RECORDS FOR THE TASK:
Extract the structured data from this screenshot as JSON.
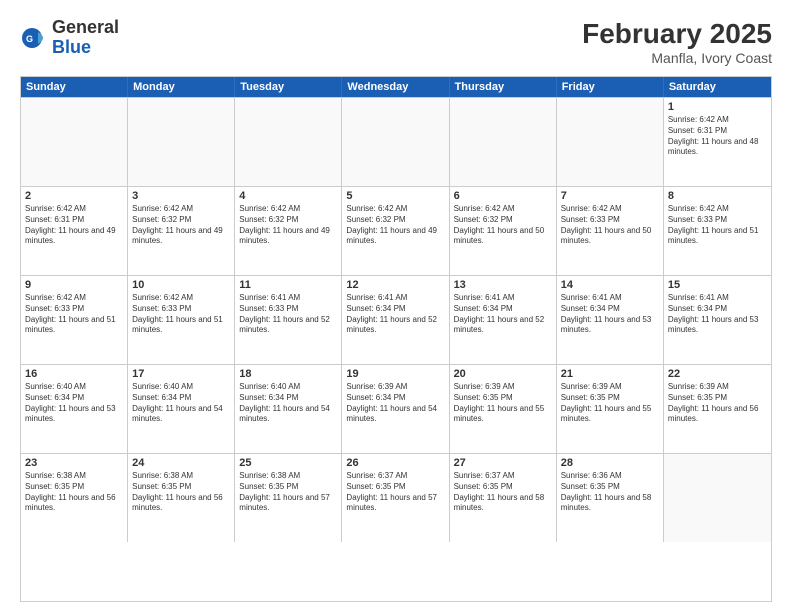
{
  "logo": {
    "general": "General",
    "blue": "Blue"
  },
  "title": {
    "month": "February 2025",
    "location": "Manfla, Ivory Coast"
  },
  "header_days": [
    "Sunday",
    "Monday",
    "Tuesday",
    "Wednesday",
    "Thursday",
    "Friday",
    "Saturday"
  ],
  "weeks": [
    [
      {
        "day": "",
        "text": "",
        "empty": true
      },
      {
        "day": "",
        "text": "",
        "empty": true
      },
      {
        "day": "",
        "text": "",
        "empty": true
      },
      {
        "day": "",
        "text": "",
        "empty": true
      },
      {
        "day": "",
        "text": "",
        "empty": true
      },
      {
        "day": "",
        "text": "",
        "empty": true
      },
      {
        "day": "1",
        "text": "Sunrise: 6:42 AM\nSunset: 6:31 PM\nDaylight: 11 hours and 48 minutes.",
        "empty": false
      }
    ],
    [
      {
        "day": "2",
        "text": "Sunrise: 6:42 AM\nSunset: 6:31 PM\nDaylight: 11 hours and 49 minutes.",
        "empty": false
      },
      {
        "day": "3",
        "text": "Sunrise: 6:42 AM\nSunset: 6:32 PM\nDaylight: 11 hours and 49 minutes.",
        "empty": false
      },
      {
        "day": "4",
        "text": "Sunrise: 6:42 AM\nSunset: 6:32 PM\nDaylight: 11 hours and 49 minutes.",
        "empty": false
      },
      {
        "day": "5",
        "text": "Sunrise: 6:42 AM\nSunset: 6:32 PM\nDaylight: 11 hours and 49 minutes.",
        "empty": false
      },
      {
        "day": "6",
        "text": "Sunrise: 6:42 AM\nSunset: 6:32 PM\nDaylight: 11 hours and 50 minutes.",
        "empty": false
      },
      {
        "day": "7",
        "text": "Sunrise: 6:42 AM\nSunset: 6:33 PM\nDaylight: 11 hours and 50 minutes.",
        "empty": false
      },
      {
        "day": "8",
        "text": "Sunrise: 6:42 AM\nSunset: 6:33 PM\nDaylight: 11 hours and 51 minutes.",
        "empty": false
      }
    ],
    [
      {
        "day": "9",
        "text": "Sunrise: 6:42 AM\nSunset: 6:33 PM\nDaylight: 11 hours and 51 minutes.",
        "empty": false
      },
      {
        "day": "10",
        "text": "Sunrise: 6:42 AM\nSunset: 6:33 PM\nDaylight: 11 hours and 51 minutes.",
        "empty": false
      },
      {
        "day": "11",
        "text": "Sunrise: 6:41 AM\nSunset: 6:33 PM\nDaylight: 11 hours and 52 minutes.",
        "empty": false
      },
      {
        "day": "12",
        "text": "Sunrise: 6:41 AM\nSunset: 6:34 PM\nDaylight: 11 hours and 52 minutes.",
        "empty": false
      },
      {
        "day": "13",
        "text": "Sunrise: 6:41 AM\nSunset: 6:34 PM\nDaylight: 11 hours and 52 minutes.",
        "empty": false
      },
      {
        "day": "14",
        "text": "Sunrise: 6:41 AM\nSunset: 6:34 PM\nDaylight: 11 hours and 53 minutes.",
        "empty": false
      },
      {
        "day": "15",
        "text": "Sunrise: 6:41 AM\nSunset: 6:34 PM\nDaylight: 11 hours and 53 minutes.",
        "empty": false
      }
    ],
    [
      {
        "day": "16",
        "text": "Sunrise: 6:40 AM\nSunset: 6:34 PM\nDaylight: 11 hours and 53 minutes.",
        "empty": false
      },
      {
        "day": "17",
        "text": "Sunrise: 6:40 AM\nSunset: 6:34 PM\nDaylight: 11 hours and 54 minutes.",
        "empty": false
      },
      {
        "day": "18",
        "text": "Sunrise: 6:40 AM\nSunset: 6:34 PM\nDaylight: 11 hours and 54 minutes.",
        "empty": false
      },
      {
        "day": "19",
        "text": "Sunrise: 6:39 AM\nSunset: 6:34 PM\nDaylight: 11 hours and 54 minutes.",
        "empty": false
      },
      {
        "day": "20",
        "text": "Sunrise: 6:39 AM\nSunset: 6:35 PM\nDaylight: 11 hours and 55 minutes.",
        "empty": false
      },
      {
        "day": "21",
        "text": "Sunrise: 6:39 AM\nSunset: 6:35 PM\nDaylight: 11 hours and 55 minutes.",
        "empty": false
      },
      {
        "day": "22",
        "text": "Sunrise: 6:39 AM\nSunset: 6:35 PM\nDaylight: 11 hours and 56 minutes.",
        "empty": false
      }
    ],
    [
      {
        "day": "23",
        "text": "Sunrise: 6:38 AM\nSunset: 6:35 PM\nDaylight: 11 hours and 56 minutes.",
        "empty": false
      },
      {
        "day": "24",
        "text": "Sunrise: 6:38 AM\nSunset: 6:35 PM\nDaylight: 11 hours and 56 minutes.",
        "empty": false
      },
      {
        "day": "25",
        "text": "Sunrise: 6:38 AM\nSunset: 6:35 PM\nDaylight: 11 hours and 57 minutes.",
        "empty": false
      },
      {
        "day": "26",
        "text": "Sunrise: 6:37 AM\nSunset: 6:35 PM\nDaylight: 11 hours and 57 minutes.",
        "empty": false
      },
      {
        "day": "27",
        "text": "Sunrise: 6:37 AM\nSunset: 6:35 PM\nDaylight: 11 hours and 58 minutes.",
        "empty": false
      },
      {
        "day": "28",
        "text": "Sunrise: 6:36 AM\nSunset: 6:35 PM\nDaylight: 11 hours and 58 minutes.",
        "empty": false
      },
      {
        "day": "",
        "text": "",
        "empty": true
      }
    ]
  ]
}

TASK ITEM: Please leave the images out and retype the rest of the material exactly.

WRITTEN REPLY:
Extract the structured data from this screenshot as JSON.
{
  "logo": {
    "general": "General",
    "blue": "Blue"
  },
  "title": {
    "month": "February 2025",
    "location": "Manfla, Ivory Coast"
  },
  "header_days": [
    "Sunday",
    "Monday",
    "Tuesday",
    "Wednesday",
    "Thursday",
    "Friday",
    "Saturday"
  ],
  "weeks": [
    [
      {
        "day": "",
        "text": "",
        "empty": true
      },
      {
        "day": "",
        "text": "",
        "empty": true
      },
      {
        "day": "",
        "text": "",
        "empty": true
      },
      {
        "day": "",
        "text": "",
        "empty": true
      },
      {
        "day": "",
        "text": "",
        "empty": true
      },
      {
        "day": "",
        "text": "",
        "empty": true
      },
      {
        "day": "1",
        "text": "Sunrise: 6:42 AM\nSunset: 6:31 PM\nDaylight: 11 hours and 48 minutes.",
        "empty": false
      }
    ],
    [
      {
        "day": "2",
        "text": "Sunrise: 6:42 AM\nSunset: 6:31 PM\nDaylight: 11 hours and 49 minutes.",
        "empty": false
      },
      {
        "day": "3",
        "text": "Sunrise: 6:42 AM\nSunset: 6:32 PM\nDaylight: 11 hours and 49 minutes.",
        "empty": false
      },
      {
        "day": "4",
        "text": "Sunrise: 6:42 AM\nSunset: 6:32 PM\nDaylight: 11 hours and 49 minutes.",
        "empty": false
      },
      {
        "day": "5",
        "text": "Sunrise: 6:42 AM\nSunset: 6:32 PM\nDaylight: 11 hours and 49 minutes.",
        "empty": false
      },
      {
        "day": "6",
        "text": "Sunrise: 6:42 AM\nSunset: 6:32 PM\nDaylight: 11 hours and 50 minutes.",
        "empty": false
      },
      {
        "day": "7",
        "text": "Sunrise: 6:42 AM\nSunset: 6:33 PM\nDaylight: 11 hours and 50 minutes.",
        "empty": false
      },
      {
        "day": "8",
        "text": "Sunrise: 6:42 AM\nSunset: 6:33 PM\nDaylight: 11 hours and 51 minutes.",
        "empty": false
      }
    ],
    [
      {
        "day": "9",
        "text": "Sunrise: 6:42 AM\nSunset: 6:33 PM\nDaylight: 11 hours and 51 minutes.",
        "empty": false
      },
      {
        "day": "10",
        "text": "Sunrise: 6:42 AM\nSunset: 6:33 PM\nDaylight: 11 hours and 51 minutes.",
        "empty": false
      },
      {
        "day": "11",
        "text": "Sunrise: 6:41 AM\nSunset: 6:33 PM\nDaylight: 11 hours and 52 minutes.",
        "empty": false
      },
      {
        "day": "12",
        "text": "Sunrise: 6:41 AM\nSunset: 6:34 PM\nDaylight: 11 hours and 52 minutes.",
        "empty": false
      },
      {
        "day": "13",
        "text": "Sunrise: 6:41 AM\nSunset: 6:34 PM\nDaylight: 11 hours and 52 minutes.",
        "empty": false
      },
      {
        "day": "14",
        "text": "Sunrise: 6:41 AM\nSunset: 6:34 PM\nDaylight: 11 hours and 53 minutes.",
        "empty": false
      },
      {
        "day": "15",
        "text": "Sunrise: 6:41 AM\nSunset: 6:34 PM\nDaylight: 11 hours and 53 minutes.",
        "empty": false
      }
    ],
    [
      {
        "day": "16",
        "text": "Sunrise: 6:40 AM\nSunset: 6:34 PM\nDaylight: 11 hours and 53 minutes.",
        "empty": false
      },
      {
        "day": "17",
        "text": "Sunrise: 6:40 AM\nSunset: 6:34 PM\nDaylight: 11 hours and 54 minutes.",
        "empty": false
      },
      {
        "day": "18",
        "text": "Sunrise: 6:40 AM\nSunset: 6:34 PM\nDaylight: 11 hours and 54 minutes.",
        "empty": false
      },
      {
        "day": "19",
        "text": "Sunrise: 6:39 AM\nSunset: 6:34 PM\nDaylight: 11 hours and 54 minutes.",
        "empty": false
      },
      {
        "day": "20",
        "text": "Sunrise: 6:39 AM\nSunset: 6:35 PM\nDaylight: 11 hours and 55 minutes.",
        "empty": false
      },
      {
        "day": "21",
        "text": "Sunrise: 6:39 AM\nSunset: 6:35 PM\nDaylight: 11 hours and 55 minutes.",
        "empty": false
      },
      {
        "day": "22",
        "text": "Sunrise: 6:39 AM\nSunset: 6:35 PM\nDaylight: 11 hours and 56 minutes.",
        "empty": false
      }
    ],
    [
      {
        "day": "23",
        "text": "Sunrise: 6:38 AM\nSunset: 6:35 PM\nDaylight: 11 hours and 56 minutes.",
        "empty": false
      },
      {
        "day": "24",
        "text": "Sunrise: 6:38 AM\nSunset: 6:35 PM\nDaylight: 11 hours and 56 minutes.",
        "empty": false
      },
      {
        "day": "25",
        "text": "Sunrise: 6:38 AM\nSunset: 6:35 PM\nDaylight: 11 hours and 57 minutes.",
        "empty": false
      },
      {
        "day": "26",
        "text": "Sunrise: 6:37 AM\nSunset: 6:35 PM\nDaylight: 11 hours and 57 minutes.",
        "empty": false
      },
      {
        "day": "27",
        "text": "Sunrise: 6:37 AM\nSunset: 6:35 PM\nDaylight: 11 hours and 58 minutes.",
        "empty": false
      },
      {
        "day": "28",
        "text": "Sunrise: 6:36 AM\nSunset: 6:35 PM\nDaylight: 11 hours and 58 minutes.",
        "empty": false
      },
      {
        "day": "",
        "text": "",
        "empty": true
      }
    ]
  ]
}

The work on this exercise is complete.